*TASK STATEMENT:*
All of the entries below must be copied out exactly.

++++ RECORD SET

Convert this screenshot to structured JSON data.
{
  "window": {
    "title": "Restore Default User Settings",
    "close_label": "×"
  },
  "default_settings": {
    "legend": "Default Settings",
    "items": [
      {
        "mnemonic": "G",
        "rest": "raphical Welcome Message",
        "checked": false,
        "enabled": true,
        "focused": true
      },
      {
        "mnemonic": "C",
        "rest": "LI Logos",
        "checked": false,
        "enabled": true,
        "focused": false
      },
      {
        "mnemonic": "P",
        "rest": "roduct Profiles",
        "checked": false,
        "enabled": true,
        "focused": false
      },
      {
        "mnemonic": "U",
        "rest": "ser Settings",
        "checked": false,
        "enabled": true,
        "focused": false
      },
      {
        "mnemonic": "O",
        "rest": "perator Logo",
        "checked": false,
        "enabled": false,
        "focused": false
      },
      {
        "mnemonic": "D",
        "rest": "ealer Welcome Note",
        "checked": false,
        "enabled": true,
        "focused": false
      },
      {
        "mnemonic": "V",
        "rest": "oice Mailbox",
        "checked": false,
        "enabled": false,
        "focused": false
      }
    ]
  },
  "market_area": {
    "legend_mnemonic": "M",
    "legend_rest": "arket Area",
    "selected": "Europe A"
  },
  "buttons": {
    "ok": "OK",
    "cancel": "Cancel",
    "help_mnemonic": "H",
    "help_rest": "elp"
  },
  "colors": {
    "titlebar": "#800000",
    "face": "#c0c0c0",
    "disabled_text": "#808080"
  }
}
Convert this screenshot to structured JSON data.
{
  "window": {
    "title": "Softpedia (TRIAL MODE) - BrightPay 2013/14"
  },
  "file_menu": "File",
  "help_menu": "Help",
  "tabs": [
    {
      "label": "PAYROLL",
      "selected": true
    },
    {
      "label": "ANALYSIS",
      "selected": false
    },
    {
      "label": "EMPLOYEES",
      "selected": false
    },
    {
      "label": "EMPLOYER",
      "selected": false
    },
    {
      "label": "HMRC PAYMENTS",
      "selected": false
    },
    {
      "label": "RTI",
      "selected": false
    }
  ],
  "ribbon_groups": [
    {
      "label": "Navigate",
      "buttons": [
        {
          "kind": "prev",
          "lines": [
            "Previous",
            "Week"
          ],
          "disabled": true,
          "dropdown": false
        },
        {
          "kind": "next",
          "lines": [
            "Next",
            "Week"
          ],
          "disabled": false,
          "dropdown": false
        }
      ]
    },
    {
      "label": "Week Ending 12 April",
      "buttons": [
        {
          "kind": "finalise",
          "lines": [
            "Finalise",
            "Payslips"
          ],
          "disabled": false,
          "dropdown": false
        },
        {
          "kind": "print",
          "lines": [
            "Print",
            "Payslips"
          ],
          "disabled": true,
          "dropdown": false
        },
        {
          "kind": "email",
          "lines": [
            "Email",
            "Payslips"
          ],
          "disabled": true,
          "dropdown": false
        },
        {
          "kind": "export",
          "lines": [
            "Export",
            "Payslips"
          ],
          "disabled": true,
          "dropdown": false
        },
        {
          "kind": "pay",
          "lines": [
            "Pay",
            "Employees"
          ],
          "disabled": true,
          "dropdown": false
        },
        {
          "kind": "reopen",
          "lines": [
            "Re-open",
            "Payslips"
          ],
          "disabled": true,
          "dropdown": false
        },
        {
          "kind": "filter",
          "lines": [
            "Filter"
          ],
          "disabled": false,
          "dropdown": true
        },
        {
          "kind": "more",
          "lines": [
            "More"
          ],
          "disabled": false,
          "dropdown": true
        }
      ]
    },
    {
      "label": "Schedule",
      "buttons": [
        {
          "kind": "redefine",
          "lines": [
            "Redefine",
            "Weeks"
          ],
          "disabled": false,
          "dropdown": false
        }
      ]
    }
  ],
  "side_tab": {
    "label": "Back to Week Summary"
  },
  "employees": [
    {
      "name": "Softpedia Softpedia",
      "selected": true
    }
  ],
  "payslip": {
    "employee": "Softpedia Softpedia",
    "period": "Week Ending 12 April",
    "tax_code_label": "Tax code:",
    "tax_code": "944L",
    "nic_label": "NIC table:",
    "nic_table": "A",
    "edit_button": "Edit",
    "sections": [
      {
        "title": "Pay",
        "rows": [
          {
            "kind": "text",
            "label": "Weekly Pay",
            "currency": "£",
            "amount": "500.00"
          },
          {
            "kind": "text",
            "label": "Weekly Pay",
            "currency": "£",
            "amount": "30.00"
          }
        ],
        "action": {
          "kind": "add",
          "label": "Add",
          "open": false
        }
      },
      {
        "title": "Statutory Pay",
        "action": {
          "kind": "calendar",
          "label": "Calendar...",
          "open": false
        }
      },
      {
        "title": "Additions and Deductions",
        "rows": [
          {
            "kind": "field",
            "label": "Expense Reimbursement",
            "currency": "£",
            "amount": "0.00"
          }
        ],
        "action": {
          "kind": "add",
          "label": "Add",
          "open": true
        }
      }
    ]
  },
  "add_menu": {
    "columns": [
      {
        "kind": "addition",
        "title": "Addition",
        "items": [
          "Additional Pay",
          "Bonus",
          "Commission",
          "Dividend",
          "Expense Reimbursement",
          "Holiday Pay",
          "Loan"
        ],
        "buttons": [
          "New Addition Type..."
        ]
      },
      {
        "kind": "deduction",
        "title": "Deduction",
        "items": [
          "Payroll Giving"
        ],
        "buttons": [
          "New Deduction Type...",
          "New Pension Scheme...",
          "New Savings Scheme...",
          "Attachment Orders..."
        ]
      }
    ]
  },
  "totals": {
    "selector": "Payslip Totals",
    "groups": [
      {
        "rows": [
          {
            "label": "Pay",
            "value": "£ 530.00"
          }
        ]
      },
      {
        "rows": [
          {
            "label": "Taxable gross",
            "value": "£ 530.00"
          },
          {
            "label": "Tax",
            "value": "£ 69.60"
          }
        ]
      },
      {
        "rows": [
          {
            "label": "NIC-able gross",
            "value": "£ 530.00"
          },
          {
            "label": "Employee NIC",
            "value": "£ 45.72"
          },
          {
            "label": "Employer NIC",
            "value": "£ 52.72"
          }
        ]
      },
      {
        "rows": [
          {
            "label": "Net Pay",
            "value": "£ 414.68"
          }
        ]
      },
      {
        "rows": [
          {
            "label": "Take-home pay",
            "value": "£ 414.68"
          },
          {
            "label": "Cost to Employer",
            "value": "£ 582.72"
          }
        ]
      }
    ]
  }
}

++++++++

*EXPECTED ANSWER:*
Convert this screenshot to structured JSON data.
{
  "window": {
    "title": "Restore Default User Settings",
    "close_label": "×"
  },
  "default_settings": {
    "legend": "Default Settings",
    "items": [
      {
        "mnemonic": "G",
        "rest": "raphical Welcome Message",
        "checked": false,
        "enabled": true,
        "focused": true
      },
      {
        "mnemonic": "C",
        "rest": "LI Logos",
        "checked": false,
        "enabled": true,
        "focused": false
      },
      {
        "mnemonic": "P",
        "rest": "roduct Profiles",
        "checked": false,
        "enabled": true,
        "focused": false
      },
      {
        "mnemonic": "U",
        "rest": "ser Settings",
        "checked": false,
        "enabled": true,
        "focused": false
      },
      {
        "mnemonic": "O",
        "rest": "perator Logo",
        "checked": false,
        "enabled": false,
        "focused": false
      },
      {
        "mnemonic": "D",
        "rest": "ealer Welcome Note",
        "checked": false,
        "enabled": true,
        "focused": false
      },
      {
        "mnemonic": "V",
        "rest": "oice Mailbox",
        "checked": false,
        "enabled": false,
        "focused": false
      }
    ]
  },
  "market_area": {
    "legend_mnemonic": "M",
    "legend_rest": "arket Area",
    "selected": "Europe A"
  },
  "buttons": {
    "ok": "OK",
    "cancel": "Cancel",
    "help_mnemonic": "H",
    "help_rest": "elp"
  },
  "colors": {
    "titlebar": "#800000",
    "face": "#c0c0c0",
    "disabled_text": "#808080"
  }
}
Convert this screenshot to structured JSON data.
{
  "window": {
    "title": "Softpedia (TRIAL MODE) - BrightPay 2013/14"
  },
  "file_menu": "File",
  "help_menu": "Help",
  "tabs": [
    {
      "label": "PAYROLL",
      "selected": true
    },
    {
      "label": "ANALYSIS",
      "selected": false
    },
    {
      "label": "EMPLOYEES",
      "selected": false
    },
    {
      "label": "EMPLOYER",
      "selected": false
    },
    {
      "label": "HMRC PAYMENTS",
      "selected": false
    },
    {
      "label": "RTI",
      "selected": false
    }
  ],
  "ribbon_groups": [
    {
      "label": "Navigate",
      "buttons": [
        {
          "kind": "prev",
          "lines": [
            "Previous",
            "Week"
          ],
          "disabled": true,
          "dropdown": false
        },
        {
          "kind": "next",
          "lines": [
            "Next",
            "Week"
          ],
          "disabled": false,
          "dropdown": false
        }
      ]
    },
    {
      "label": "Week Ending 12 April",
      "buttons": [
        {
          "kind": "finalise",
          "lines": [
            "Finalise",
            "Payslips"
          ],
          "disabled": false,
          "dropdown": false
        },
        {
          "kind": "print",
          "lines": [
            "Print",
            "Payslips"
          ],
          "disabled": true,
          "dropdown": false
        },
        {
          "kind": "email",
          "lines": [
            "Email",
            "Payslips"
          ],
          "disabled": true,
          "dropdown": false
        },
        {
          "kind": "export",
          "lines": [
            "Export",
            "Payslips"
          ],
          "disabled": true,
          "dropdown": false
        },
        {
          "kind": "pay",
          "lines": [
            "Pay",
            "Employees"
          ],
          "disabled": true,
          "dropdown": false
        },
        {
          "kind": "reopen",
          "lines": [
            "Re-open",
            "Payslips"
          ],
          "disabled": true,
          "dropdown": false
        },
        {
          "kind": "filter",
          "lines": [
            "Filter"
          ],
          "disabled": false,
          "dropdown": true
        },
        {
          "kind": "more",
          "lines": [
            "More"
          ],
          "disabled": false,
          "dropdown": true
        }
      ]
    },
    {
      "label": "Schedule",
      "buttons": [
        {
          "kind": "redefine",
          "lines": [
            "Redefine",
            "Weeks"
          ],
          "disabled": false,
          "dropdown": false
        }
      ]
    }
  ],
  "side_tab": {
    "label": "Back to Week Summary"
  },
  "employees": [
    {
      "name": "Softpedia Softpedia",
      "selected": true
    }
  ],
  "payslip": {
    "employee": "Softpedia Softpedia",
    "period": "Week Ending 12 April",
    "tax_code_label": "Tax code:",
    "tax_code": "944L",
    "nic_label": "NIC table:",
    "nic_table": "A",
    "edit_button": "Edit",
    "sections": [
      {
        "title": "Pay",
        "rows": [
          {
            "kind": "text",
            "label": "Weekly Pay",
            "currency": "£",
            "amount": "500.00"
          },
          {
            "kind": "text",
            "label": "Weekly Pay",
            "currency": "£",
            "amount": "30.00"
          }
        ],
        "action": {
          "kind": "add",
          "label": "Add",
          "open": false
        }
      },
      {
        "title": "Statutory Pay",
        "action": {
          "kind": "calendar",
          "label": "Calendar...",
          "open": false
        }
      },
      {
        "title": "Additions and Deductions",
        "rows": [
          {
            "kind": "field",
            "label": "Expense Reimbursement",
            "currency": "£",
            "amount": "0.00"
          }
        ],
        "action": {
          "kind": "add",
          "label": "Add",
          "open": true
        }
      }
    ]
  },
  "add_menu": {
    "columns": [
      {
        "kind": "addition",
        "title": "Addition",
        "items": [
          "Additional Pay",
          "Bonus",
          "Commission",
          "Dividend",
          "Expense Reimbursement",
          "Holiday Pay",
          "Loan"
        ],
        "buttons": [
          "New Addition Type..."
        ]
      },
      {
        "kind": "deduction",
        "title": "Deduction",
        "items": [
          "Payroll Giving"
        ],
        "buttons": [
          "New Deduction Type...",
          "New Pension Scheme...",
          "New Savings Scheme...",
          "Attachment Orders..."
        ]
      }
    ]
  },
  "totals": {
    "selector": "Payslip Totals",
    "groups": [
      {
        "rows": [
          {
            "label": "Pay",
            "value": "£ 530.00"
          }
        ]
      },
      {
        "rows": [
          {
            "label": "Taxable gross",
            "value": "£ 530.00"
          },
          {
            "label": "Tax",
            "value": "£ 69.60"
          }
        ]
      },
      {
        "rows": [
          {
            "label": "NIC-able gross",
            "value": "£ 530.00"
          },
          {
            "label": "Employee NIC",
            "value": "£ 45.72"
          },
          {
            "label": "Employer NIC",
            "value": "£ 52.72"
          }
        ]
      },
      {
        "rows": [
          {
            "label": "Net Pay",
            "value": "£ 414.68"
          }
        ]
      },
      {
        "rows": [
          {
            "label": "Take-home pay",
            "value": "£ 414.68"
          },
          {
            "label": "Cost to Employer",
            "value": "£ 582.72"
          }
        ]
      }
    ]
  }
}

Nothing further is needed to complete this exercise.